My relationship with compost began the day we opened Amass. That was the night we produced the first kitchen waste. I started throwing all the shit into the crate and I let it go.
I didn't do any research on it. It started smelling so bad that I was like, What the fuck? In being naive about the process of compost and how it's done—because I was an idiot, and didn't research it—I eventually realized that what was happening was anaerobic fermentation: fermentation where there's no oxygen getting in, so all the good bacteria was dying. Rotting. Compost should technically decompose. This was when my hatred for compost, in the best way possible, began.
Now I've figured out that you have to turn it often, like once or twice a week. I didn't. It wasn't even in my thoughts. And when you turn it, you need to add carbon. You have to have this balance, of 50 percent carbon and 50 percent nitrogen. But sometimes, she doesn't always want 50 percent. She's a moody bitch—I'm serious. There were two weeks where I didn't turn her because I was pissed off at her. You can't believe how much it stresses me out if I don't turn her. I seriously think about her every day.
Fuck, I need to turn her.
Ugh, she's rotting. Sometimes you'll turn her and she won't heat up like she should when it's going well. You literally start saying out loud, "I don't want to turn you again. I just turned you. Why won't you work?"
It's this ongoing thing.
The last two weeks, I didn't turn her, but in the back of my mind, I had this subconscious guilt. When I finally did, I felt this massive relief. It was like a huge weight off my shoulders. It's crazy. I never imagined having a relationship with eight boxes of compost. My wife doesn't know; I feel like she'd think less of me as a human being.
For a while, we were putting corn in there and I guess the husks would dry out and become carbon. Having too much carbon in there would make her inactive. But when you start putting more fresh compost in, you always need to remember to put more carbon in. You can always add wood chips. Or grass.
On Saturday nights, I go out to visit the compost after service. It's sort of like zen time for me. It's so nice out here, especially in the summer at dusk. After you've had a crazy service, it's nice to look back into the restaurant and see all the guests having a great time. When the guys are cleaning down, I'm out here with her.

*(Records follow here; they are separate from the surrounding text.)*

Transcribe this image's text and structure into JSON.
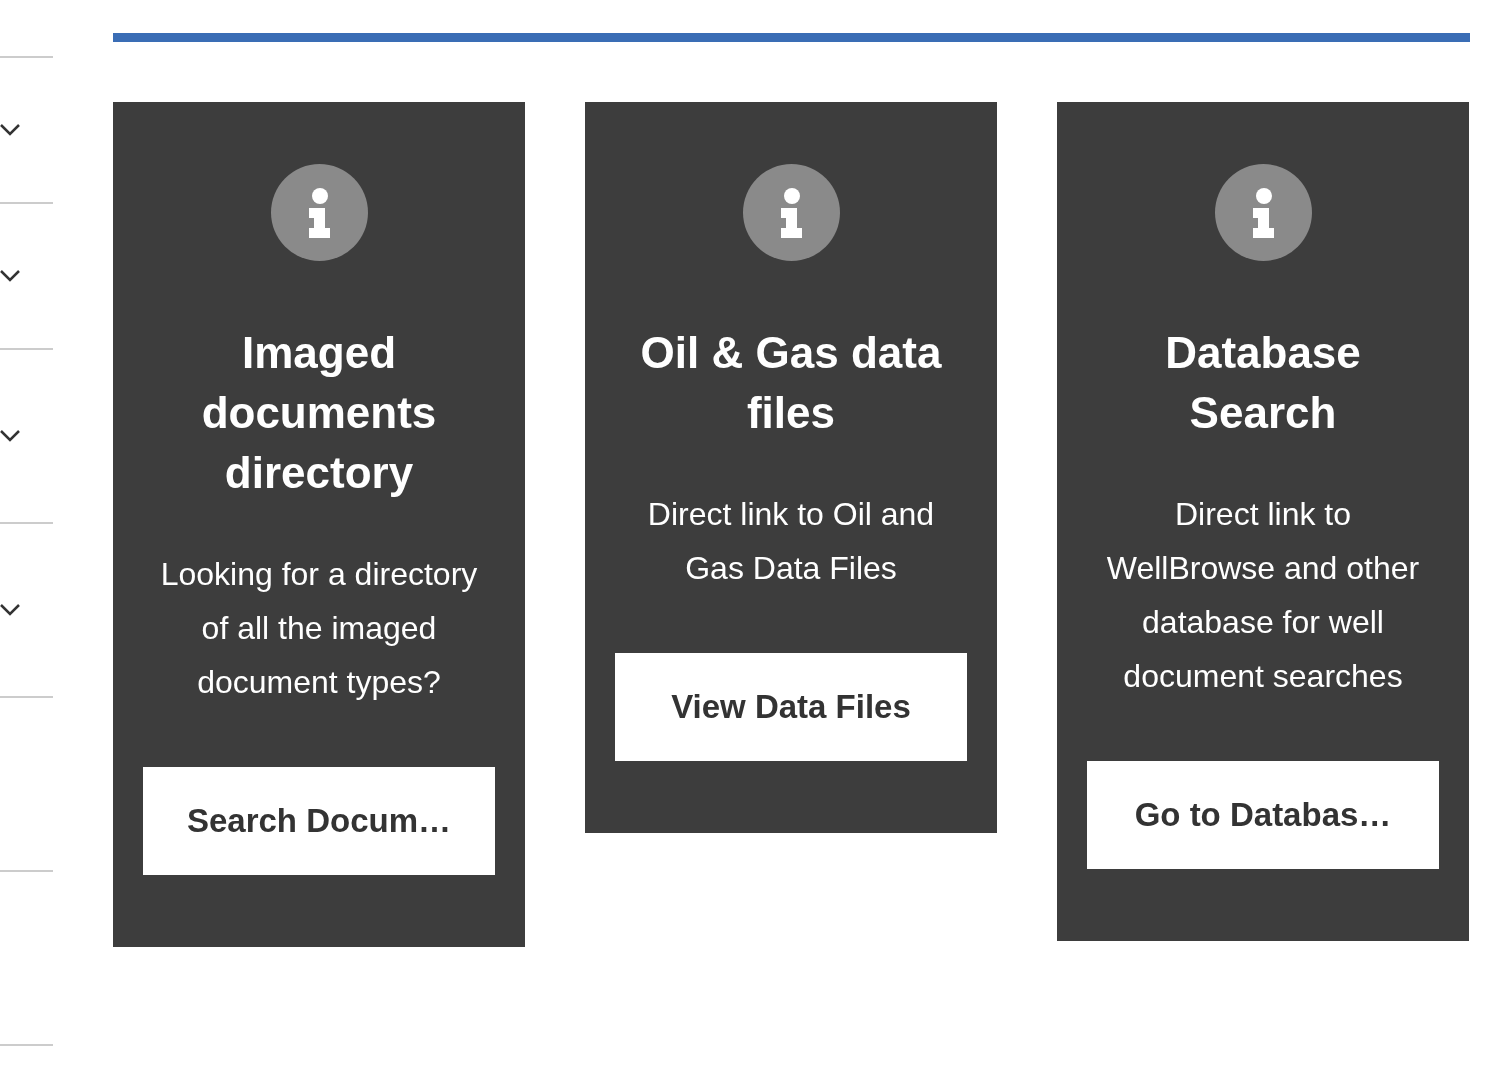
{
  "sidebar": {
    "rows": [
      {
        "kind": "collapsible",
        "expanded": false
      },
      {
        "kind": "collapsible",
        "expanded": false
      },
      {
        "kind": "collapsible",
        "expanded": false
      },
      {
        "kind": "collapsible",
        "expanded": false
      },
      {
        "kind": "plain"
      },
      {
        "kind": "plain"
      }
    ]
  },
  "cards": [
    {
      "title": "Imaged documents directory",
      "description": "Looking for a directory of all the imaged document types?",
      "button": "Search Docum…"
    },
    {
      "title": "Oil & Gas data files",
      "description": "Direct link to Oil and Gas Data Files",
      "button": "View Data Files"
    },
    {
      "title": "Database Search",
      "description": "Direct link to WellBrowse and other database for well document searches",
      "button": "Go to Databas…"
    }
  ]
}
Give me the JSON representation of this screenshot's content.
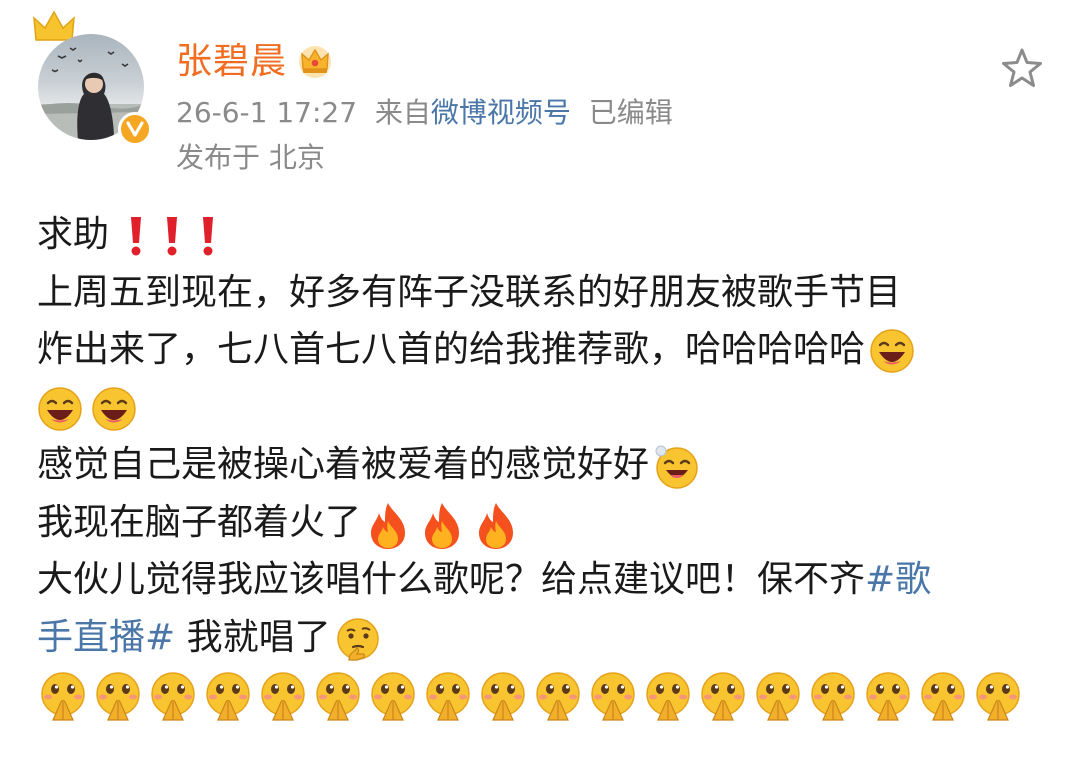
{
  "author": {
    "name": "张碧晨",
    "vip_icon": "crown-icon",
    "verified_icon": "verified-v-icon"
  },
  "meta": {
    "time": "26-6-1 17:27",
    "from_prefix": "来自",
    "source": "微博视频号",
    "edited": "已编辑",
    "location_prefix": "发布于",
    "location": "北京"
  },
  "actions": {
    "favorite_icon": "star-outline-icon"
  },
  "post": {
    "line1": "求助",
    "line2": "上周五到现在，好多有阵子没联系的好朋友被歌手节目",
    "line3": "炸出来了，七八首七八首的给我推荐歌，哈哈哈哈哈",
    "line5": "感觉自己是被操心着被爱着的感觉好好",
    "line6": "我现在脑子都着火了",
    "line7a": "大伙儿觉得我应该唱什么歌呢？给点建议吧！保不齐",
    "line7b": "#歌",
    "line8a": "手直播#",
    "line8b": " 我就唱了",
    "emoji_laugh": "laughing-face-icon",
    "emoji_fire": "fire-icon",
    "emoji_pray_count": 18
  },
  "colors": {
    "username": "#f06d21",
    "link": "#4a76a8",
    "meta": "#8a8a8a",
    "exclamation": "#e0202a"
  }
}
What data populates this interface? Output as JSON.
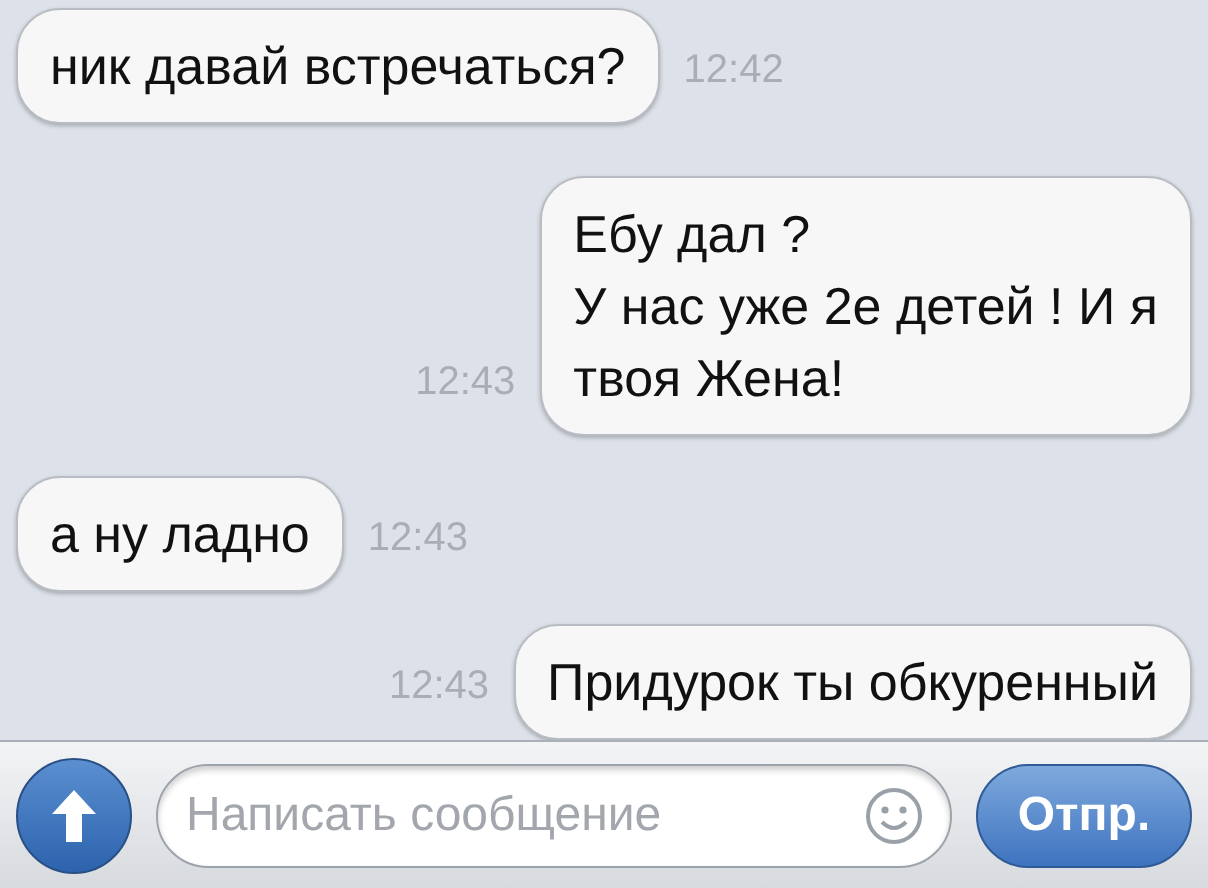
{
  "messages": [
    {
      "kind": "incoming",
      "lines": [
        "ник давай встречаться?"
      ],
      "time": "12:42"
    },
    {
      "kind": "outgoing",
      "lines": [
        "Ебу дал ?",
        "У нас уже 2е детей ! И я",
        "твоя Жена!"
      ],
      "time": "12:43"
    },
    {
      "kind": "incoming",
      "lines": [
        "а ну ладно"
      ],
      "time": "12:43"
    },
    {
      "kind": "outgoing",
      "lines": [
        "Придурок ты обкуренный"
      ],
      "time": "12:43"
    }
  ],
  "composer": {
    "placeholder": "Написать сообщение",
    "send": "Отпр."
  }
}
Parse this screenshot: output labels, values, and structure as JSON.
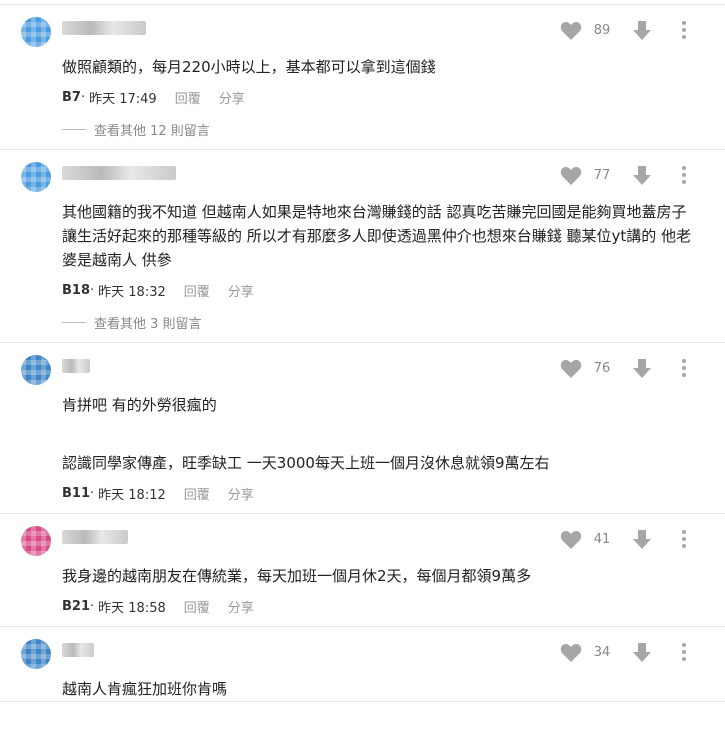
{
  "colors": {
    "icon_gray": "#a6a6a6",
    "divider": "#e6e6e6",
    "avatar_blue": "#3b8fd6",
    "avatar_pink": "#d84a86"
  },
  "icons": [
    "heart-icon",
    "thumbs-down-arrow-icon",
    "more-vertical-icon"
  ],
  "comments": [
    {
      "avatar_color": "#4a9be0",
      "likes": "89",
      "text": [
        "做照顧類的，每月220小時以上，基本都可以拿到這個錢"
      ],
      "floor": "B7",
      "time": "昨天 17:49",
      "reply": "回覆",
      "share": "分享",
      "more_replies": "查看其他 12 則留言"
    },
    {
      "avatar_color": "#4a9be0",
      "likes": "77",
      "text": [
        "其他國籍的我不知道 但越南人如果是特地來台灣賺錢的話 認真吃苦賺完回國是能夠買地蓋房子讓生活好起來的那種等級的 所以才有那麼多人即使透過黑仲介也想來台賺錢 聽某位yt講的 他老婆是越南人 供參"
      ],
      "floor": "B18",
      "time": "昨天 18:32",
      "reply": "回覆",
      "share": "分享",
      "more_replies": "查看其他 3 則留言"
    },
    {
      "avatar_color": "#3d85c6",
      "likes": "76",
      "text": [
        "肯拼吧 有的外勞很瘋的",
        "",
        "認識同學家傳產，旺季缺工 一天3000每天上班一個月沒休息就領9萬左右"
      ],
      "floor": "B11",
      "time": "昨天 18:12",
      "reply": "回覆",
      "share": "分享",
      "more_replies": ""
    },
    {
      "avatar_color": "#d84a86",
      "likes": "41",
      "text": [
        "我身邊的越南朋友在傳統業，每天加班一個月休2天，每個月都領9萬多"
      ],
      "floor": "B21",
      "time": "昨天 18:58",
      "reply": "回覆",
      "share": "分享",
      "more_replies": ""
    },
    {
      "avatar_color": "#3d85c6",
      "likes": "34",
      "text": [
        "越南人肯瘋狂加班你肯嗎"
      ],
      "floor": "",
      "time": "",
      "reply": "",
      "share": "",
      "more_replies": ""
    }
  ]
}
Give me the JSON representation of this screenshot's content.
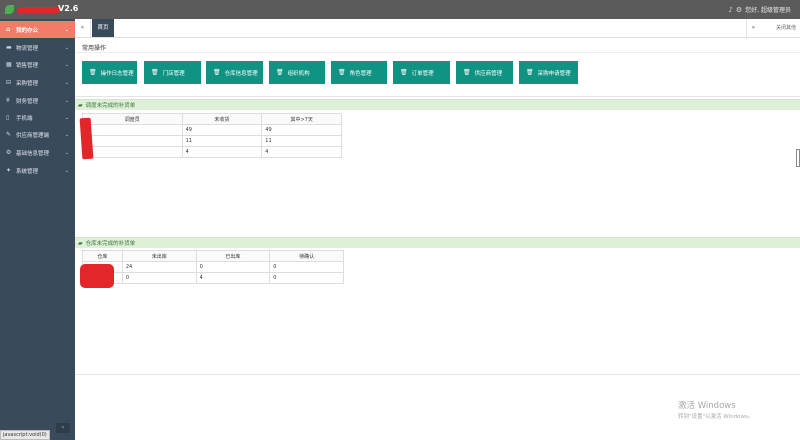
{
  "header": {
    "version": "V2.6",
    "user_text": "您好, 超级管理员"
  },
  "sidebar": {
    "items": [
      {
        "icon": "home-icon",
        "glyph": "⌂",
        "label": "我的办公"
      },
      {
        "icon": "truck-icon",
        "glyph": "▬",
        "label": "物流管理"
      },
      {
        "icon": "inventory-icon",
        "glyph": "▦",
        "label": "销售管理"
      },
      {
        "icon": "cart-icon",
        "glyph": "⊟",
        "label": "采购管理"
      },
      {
        "icon": "finance-icon",
        "glyph": "¥",
        "label": "财务管理"
      },
      {
        "icon": "phone-icon",
        "glyph": "▯",
        "label": "手机端"
      },
      {
        "icon": "link-icon",
        "glyph": "✎",
        "label": "供应商管理端"
      },
      {
        "icon": "settings-icon",
        "glyph": "⚙",
        "label": "基础信息管理"
      },
      {
        "icon": "gear-icon",
        "glyph": "✦",
        "label": "系统管理"
      }
    ],
    "status_url": "javascript:void(0)"
  },
  "tabs": {
    "home": "首页",
    "close_others": "关闭其他"
  },
  "quick_ops": {
    "title": "常用操作",
    "buttons": [
      "操作日志管理",
      "门店管理",
      "仓库信息管理",
      "组织机构",
      "角色管理",
      "订单管理",
      "供应商管理",
      "采购申请管理"
    ]
  },
  "dispatch_panel": {
    "title": "调度未完成的补货单",
    "columns": [
      "调度员",
      "未收货",
      "其中>7天"
    ],
    "rows": [
      [
        "",
        "49",
        "49"
      ],
      [
        "",
        "11",
        "11"
      ],
      [
        "",
        "4",
        "4"
      ]
    ]
  },
  "warehouse_panel": {
    "title": "仓库未完成的补货单",
    "columns": [
      "仓库",
      "未出库",
      "已出库",
      "待确认"
    ],
    "rows": [
      [
        "",
        "24",
        "0",
        "0"
      ],
      [
        "",
        "0",
        "4",
        "0"
      ]
    ]
  },
  "watermark": {
    "line1": "激活 Windows",
    "line2": "转到\"设置\"以激活 Windows。"
  },
  "colors": {
    "accent": "#109383",
    "sidebar": "#394a5b",
    "active": "#f47b68",
    "panel_head": "#dff0d8",
    "redaction": "#e3262a"
  }
}
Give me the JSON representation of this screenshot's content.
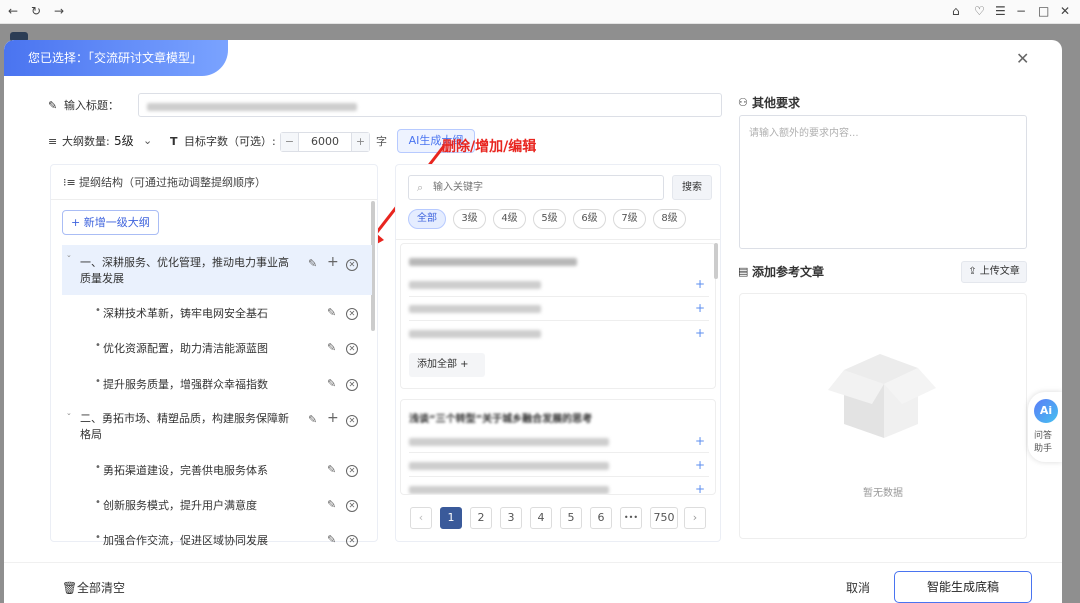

Sometimes, she doesn't always want 50 percent. She's a moody bitch. There were two weeks where I didn't turn her because I was pissed off at her. I turned her last week. I seriously think about her every day.
Compost is so important for Amass. We have not thrown one piece of organic waste into the garbage since we opened. Only bones, onions, and lemons. Those are too acidic and you can't use them. We give all of our green kitchen waste to Christina, who raises the chickens that we get our eggs from. Her eggs are amazing in the summer because the chickens eat grass, but in the winter, they can't because it's too cold. This allows her to feed them all year long.
Earthworms are the other things that you develop a relationship with. We bought 500 from Germany. They come in a little bit of dirt. Before they arrive, you take some kitchen waste and let it decompose a little bit. Then, you mix it with shredded cardboard and throw them in there. The bottom box is white, and on top of that is a stackable box with tiny little holes that houses all the dirt, kitchen waste, and earthworms. Those little guys start to go mental. They eat everything—all the way through the waste and cardboard, all the way up to the third box. That box has bigger holes in it. They leave behind dirt. So much moisture is developed in the process that it drips down into the bottom box, so we aerate it with a fish pump so it doesn't ferment. We use that liquid to make the tea that feeds the plants in our greenhouse. We take the compost from the last box, and mix it with the worm drippings and some water. Then, we aerate it, make it come alive, and use that to spray on the plants in the greenhouse.
I never thought about doing stuff like this in the States. Roberta's in Bushwick has managed to do some fantastic things, but they have a very unique location with a big lot that they bought next to them. In the United States, you can never be this close to nature inside a city. When I saw it, I was like What the fuck? To have a restaurant in Copenhagen on the waterfront with a large backyard and a full working garden is crazy. I've never heard of that anywhere else with something like that besides Roberta's. And they fought for it.
I'm pretty close with the earthworms. It's like I'm raising them. At some point, the carbon balance was off and every time I turned the dirt, I'd find these shriveled up earthworms. They kept dying. I started stressing out. I called my mate, Mikkel, who knows about these sorts of things, and he was like, "I'll be right over." He brought this weird nutrient spray that kills the fungus and started spraying it in there. We managed to resuscitate them. Two weeks later, I reached in and found that it was exploding with earthworms.
All of these things are supposed to be soothing—making compost, turning compost, and raising earthworms. I'm not going to lie, because I find a way to stress about them. But I'm not the only one: there are a lot of people in Denmark that are obsessed with earthworms. There was a guy in his mid 50s who ate at Amass four months ago and was a proper earthworm expert. That's all he wanted to talk about. In some strange way, it made me feel a lot better about myself.
I don't really have that many friends I can talk with about these things, you know?
As told to Ian Moore
This article originally appeared on MUNCHIES in November 2014.